Despite having the lowest regional prevalence of modern slavery in the world, Europe remains a destination, and to a lesser extent, a source region for the exploitation of men, women and children in forced labour and commercial sexual exploitation. According to the most recent Eurostat findings, European Union (EU) citizens account for 65 percent of identified trafficked victims within Europe. These individuals mostly originate from Eastern Europe, including Romania, Bulgaria, Lithuania and Slovakia.
Mark Ovenden is a survivor of modern slavery. In an interview with the BBC, he recounts how he was offered accommodation and employment just outside his hometown in Southern England. At the time – Sept. 2009 – he had no job and was eating out of soup kitchens, so he jumped at the chance to earn some money. But things did not turn out as Ovenden expected. Between Sept. 2009 and April 2010, he moved with the family to different areas in the U.K., Holland and Sweden where he was forced to work for either no money or minimal pay. The work – taking up and laying driveways – was physical, repetitive and generally involved labouring for long hours. Ovenden, who said he had no support network of friends or family at the time, soon became completely dependent on his bosses.
Back in 2009, towards the end of 2009 like I kind of fell on hard times you could say. Erm which led to me being picked up in the street by a gentleman who promised me work, a place to live, you know three meals a day sort of thing. Sounded excellent. Er so my plan was to go work for this gentleman, save some money, get myself back on my feet.
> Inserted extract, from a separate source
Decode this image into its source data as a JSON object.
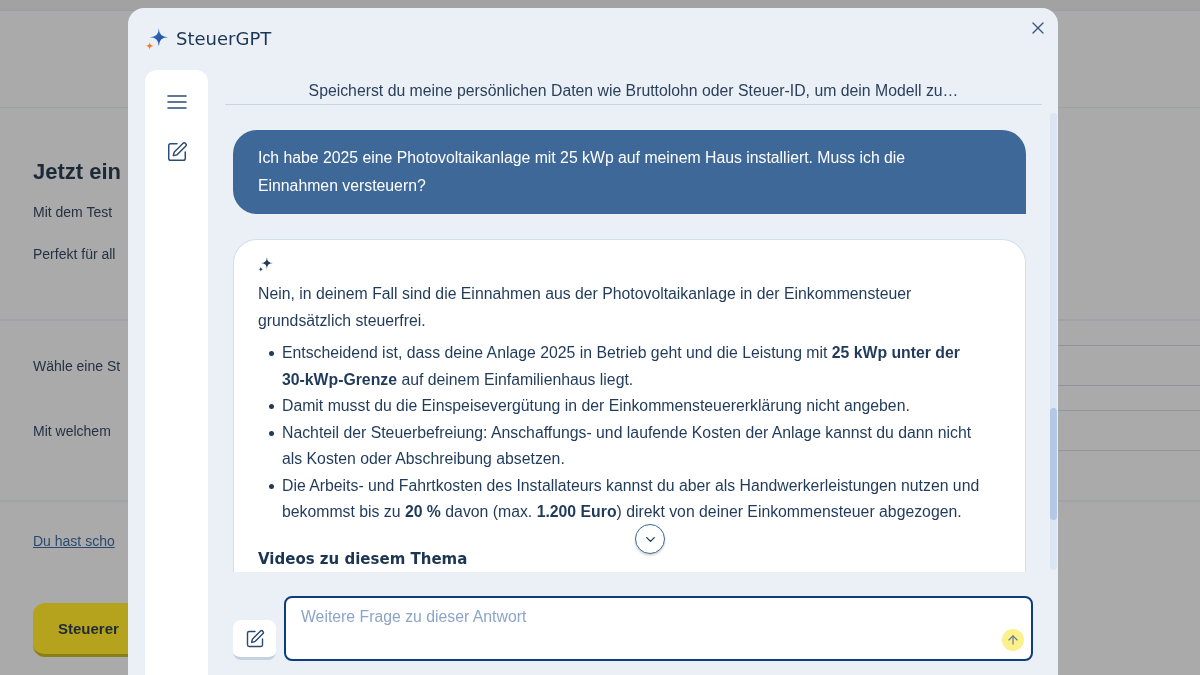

Turned out not to be quite as it had been sold to me. Er ended up moving around the south of England a fair amount.
Interviewer: You were being moved around basically were you?
Mark: Yeah. Ferried from place to place. Working 18 hour days for, at first little pay and later no pay at all.
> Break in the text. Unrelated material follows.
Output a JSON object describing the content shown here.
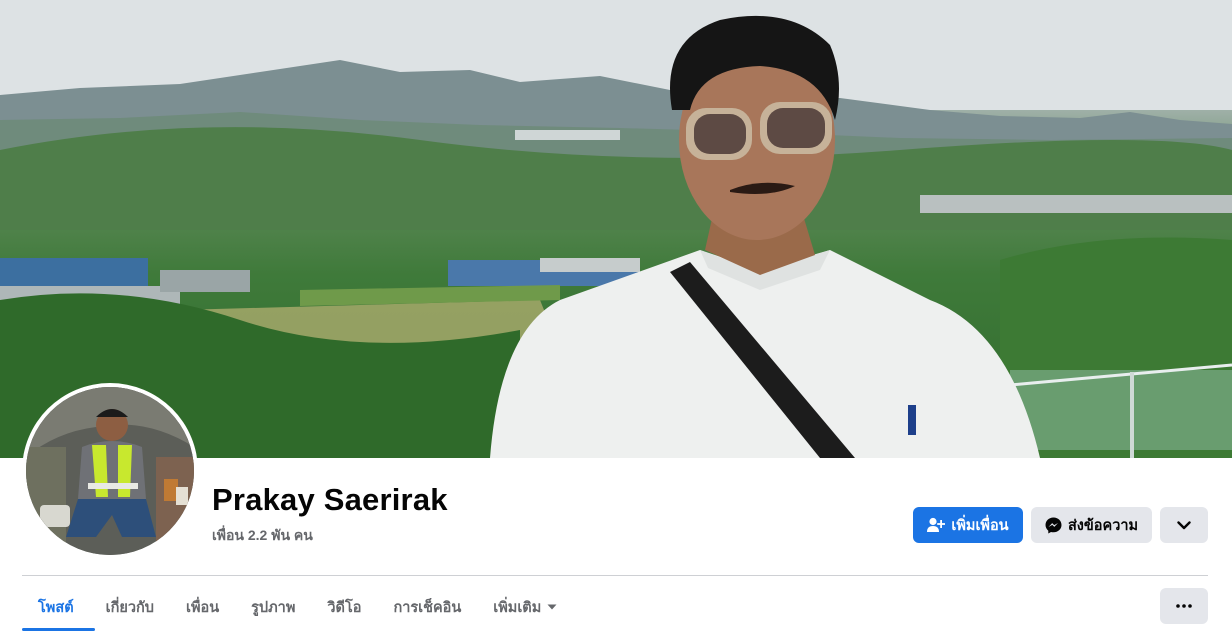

Interviewer: I mean we often use this term slavery don’t we, and it’s a difficult term to use but at the worst moments when you were going through this is that how you felt? Did you feel like a slave?
Mark: No question. It’s definitely a form of slavery.
Interviewer: And you just felt you couldn’t get out, you couldn’t escape the situation?
Mark: There was no way. After a, up to a, up to a certain point I was entirely dependent on my boss for the thing, for money, for food, accommodation, everything like that. There was no physical way I could leave.
Interviewer: Mark, who do you think could have, should have helped you? Or do you think there was any opportunity you could’ve asked for help?
Mark: None at all. At the time I didn’t see it. I couldn’t see the police taking me seriously. Erm every time the police had visited us on worksites for example they’d treat the victims as the criminals. Erm so kind of, there was no way I was going to go to the police. Erm who else do you go to sort of thing, who’s going to believe you?
Interviewer: And when you were in that situation were you physically restrained? Was there anything physically stopping you or is it you just being to think that you cannot get out, you can’t get out?
Mark: it’s a form of mental imprisonment I would say. I was never physically restrained, I was never locked in. But you come to a point where you can not leave, where you either stay there and suffer this or you go back out into the world with nothing at all. It’s the lesser of two evils.
Interviewer: Mark, how are you doing now?
Mark: I’m doing fine now, but kind of, of my own volition sort of thing. I think that the way that the authorities have handled, not just my case but every other case that I’ve come into contact with has been horrendous, absolutely horrendous. So, I’ve got there, kind of under my own steam. There’s definitely a lot of, a lot of work that needs to be done.
As told to BBC News